[[ RECORDED DATA open ]]

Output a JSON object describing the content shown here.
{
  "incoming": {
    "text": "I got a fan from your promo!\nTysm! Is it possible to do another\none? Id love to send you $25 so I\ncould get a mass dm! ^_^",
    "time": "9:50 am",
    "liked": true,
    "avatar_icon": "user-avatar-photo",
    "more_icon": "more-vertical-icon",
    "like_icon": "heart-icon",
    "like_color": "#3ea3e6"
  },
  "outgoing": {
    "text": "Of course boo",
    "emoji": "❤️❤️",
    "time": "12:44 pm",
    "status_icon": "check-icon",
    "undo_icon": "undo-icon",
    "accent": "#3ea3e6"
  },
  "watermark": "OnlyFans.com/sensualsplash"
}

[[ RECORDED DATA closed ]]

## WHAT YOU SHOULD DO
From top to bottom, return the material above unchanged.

## SOLUTION TO THIS TASK
Output a JSON object describing the content shown here.
{
  "incoming": {
    "text": "I got a fan from your promo!\nTysm! Is it possible to do another\none? Id love to send you $25 so I\ncould get a mass dm! ^_^",
    "time": "9:50 am",
    "liked": true,
    "avatar_icon": "user-avatar-photo",
    "more_icon": "more-vertical-icon",
    "like_icon": "heart-icon",
    "like_color": "#3ea3e6"
  },
  "outgoing": {
    "text": "Of course boo",
    "emoji": "❤️❤️",
    "time": "12:44 pm",
    "status_icon": "check-icon",
    "undo_icon": "undo-icon",
    "accent": "#3ea3e6"
  },
  "watermark": "OnlyFans.com/sensualsplash"
}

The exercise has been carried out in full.